Policies and Procedures

Macquarie University policies and procedures are accessible from Policy Central (https://policies.mq.edu.au). Students should be aware of the following policies in particular with regard to Learning and Teaching:

Students seeking more policy resources can visit Student Policies (https://students.mq.edu.au/support/study/policies). It is your one-stop-shop for the key policies you need to know about throughout your undergraduate student journey.

To find other policies relating to Teaching and Learning, visit Policy Central (https://policies.mq.edu.au) and use the search tool.

Student Code of Conduct

Macquarie University students have a responsibility to be familiar with the Student Code of Conduct: https://students.mq.edu.au/admin/other-resources/student-conduct

Results

Results published on platform other than eStudent, (eg. iLearn, Coursera etc.) or released directly by your Unit Convenor, are not confirmed as they are subject to final approval by the University. Once approved, final results will be sent to your student email address and will be made available in eStudent. For more information visit ask.mq.edu.au or if you are a Global MBA student contact globalmba.support@mq.edu.au

Student Support

Macquarie University provides a range of support services for students. For details, visit http://students.mq.edu.au/support/

Learning Skills

Learning Skills (mq.edu.au/learningskills) provides academic writing resources and study strategies to help you improve your marks and take control of your study.

The Library provides online and face to face support to help you find and use relevant information resources. 

Student Services and Support

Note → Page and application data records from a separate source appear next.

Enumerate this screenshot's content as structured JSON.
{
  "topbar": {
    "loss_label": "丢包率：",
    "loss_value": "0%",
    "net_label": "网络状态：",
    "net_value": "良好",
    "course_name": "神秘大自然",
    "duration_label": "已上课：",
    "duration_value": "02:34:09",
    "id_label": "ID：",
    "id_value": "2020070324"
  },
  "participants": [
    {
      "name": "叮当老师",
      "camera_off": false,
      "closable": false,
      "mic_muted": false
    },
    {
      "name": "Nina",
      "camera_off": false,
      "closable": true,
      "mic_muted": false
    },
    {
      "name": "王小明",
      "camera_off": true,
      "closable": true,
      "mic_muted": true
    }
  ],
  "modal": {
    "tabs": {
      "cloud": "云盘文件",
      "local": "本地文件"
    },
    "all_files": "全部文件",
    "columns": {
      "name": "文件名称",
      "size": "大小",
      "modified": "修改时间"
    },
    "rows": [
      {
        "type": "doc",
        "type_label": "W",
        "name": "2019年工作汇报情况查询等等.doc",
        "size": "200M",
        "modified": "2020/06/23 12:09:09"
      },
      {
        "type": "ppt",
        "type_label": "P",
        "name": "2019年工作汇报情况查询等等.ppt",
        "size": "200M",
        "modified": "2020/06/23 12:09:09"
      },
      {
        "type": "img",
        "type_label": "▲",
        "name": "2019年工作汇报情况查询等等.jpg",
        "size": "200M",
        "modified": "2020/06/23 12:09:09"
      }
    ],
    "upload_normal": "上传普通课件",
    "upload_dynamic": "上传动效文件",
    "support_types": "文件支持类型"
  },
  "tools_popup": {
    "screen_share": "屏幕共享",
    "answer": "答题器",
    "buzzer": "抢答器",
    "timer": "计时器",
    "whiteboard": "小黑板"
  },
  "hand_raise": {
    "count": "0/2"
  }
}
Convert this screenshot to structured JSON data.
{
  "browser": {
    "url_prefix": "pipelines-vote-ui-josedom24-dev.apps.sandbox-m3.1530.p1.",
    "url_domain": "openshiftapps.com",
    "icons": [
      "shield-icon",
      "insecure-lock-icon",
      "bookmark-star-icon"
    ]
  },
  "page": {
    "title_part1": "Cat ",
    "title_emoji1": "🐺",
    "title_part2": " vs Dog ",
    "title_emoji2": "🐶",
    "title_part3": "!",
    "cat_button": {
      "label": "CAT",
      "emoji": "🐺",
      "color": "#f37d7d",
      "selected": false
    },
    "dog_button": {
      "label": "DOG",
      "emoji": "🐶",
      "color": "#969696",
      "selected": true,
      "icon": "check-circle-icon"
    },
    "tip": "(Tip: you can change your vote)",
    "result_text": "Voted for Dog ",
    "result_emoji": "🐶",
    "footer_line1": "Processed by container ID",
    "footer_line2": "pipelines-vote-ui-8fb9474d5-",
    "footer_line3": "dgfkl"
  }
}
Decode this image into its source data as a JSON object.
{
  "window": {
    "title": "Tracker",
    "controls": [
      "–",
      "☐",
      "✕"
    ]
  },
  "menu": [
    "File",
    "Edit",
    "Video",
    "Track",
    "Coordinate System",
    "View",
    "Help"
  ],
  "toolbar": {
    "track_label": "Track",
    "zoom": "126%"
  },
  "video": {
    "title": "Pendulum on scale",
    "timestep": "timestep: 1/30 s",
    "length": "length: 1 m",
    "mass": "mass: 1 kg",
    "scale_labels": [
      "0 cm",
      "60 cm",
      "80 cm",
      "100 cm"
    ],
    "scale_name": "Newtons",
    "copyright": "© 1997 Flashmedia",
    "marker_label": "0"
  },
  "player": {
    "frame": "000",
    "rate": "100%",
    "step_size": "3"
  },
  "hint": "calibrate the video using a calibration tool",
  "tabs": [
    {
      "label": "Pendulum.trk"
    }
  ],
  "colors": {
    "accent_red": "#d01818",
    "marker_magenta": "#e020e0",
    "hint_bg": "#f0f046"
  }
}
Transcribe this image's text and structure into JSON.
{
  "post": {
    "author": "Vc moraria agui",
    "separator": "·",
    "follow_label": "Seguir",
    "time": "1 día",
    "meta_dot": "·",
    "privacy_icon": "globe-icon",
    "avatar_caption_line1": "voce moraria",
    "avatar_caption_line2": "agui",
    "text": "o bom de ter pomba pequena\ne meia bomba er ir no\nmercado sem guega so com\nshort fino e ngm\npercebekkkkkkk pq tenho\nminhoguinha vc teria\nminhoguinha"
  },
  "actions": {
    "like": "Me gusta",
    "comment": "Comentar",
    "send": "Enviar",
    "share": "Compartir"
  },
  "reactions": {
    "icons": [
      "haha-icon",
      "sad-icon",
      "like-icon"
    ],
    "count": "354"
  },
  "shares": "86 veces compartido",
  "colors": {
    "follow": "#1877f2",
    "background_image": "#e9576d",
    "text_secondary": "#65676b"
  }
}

Students with a disability are encouraged to contact the Disability Service who can provide appropriate help with any issues that arise during their studies.

Student Enquiries

For all student enquiries, visit Student Connect at ask.mq.edu.au

If you are a Global MBA student contact globalmba.support@mq.edu.au

IT Help

For help with University computer systems and technology, visit http://www.mq.edu.au/about_us/offices_and_units/information_technology/help/

When using the University's IT, you must adhere to the Acceptable Use of IT Resources Policy. The policy applies to all who connect to the MQ network including students.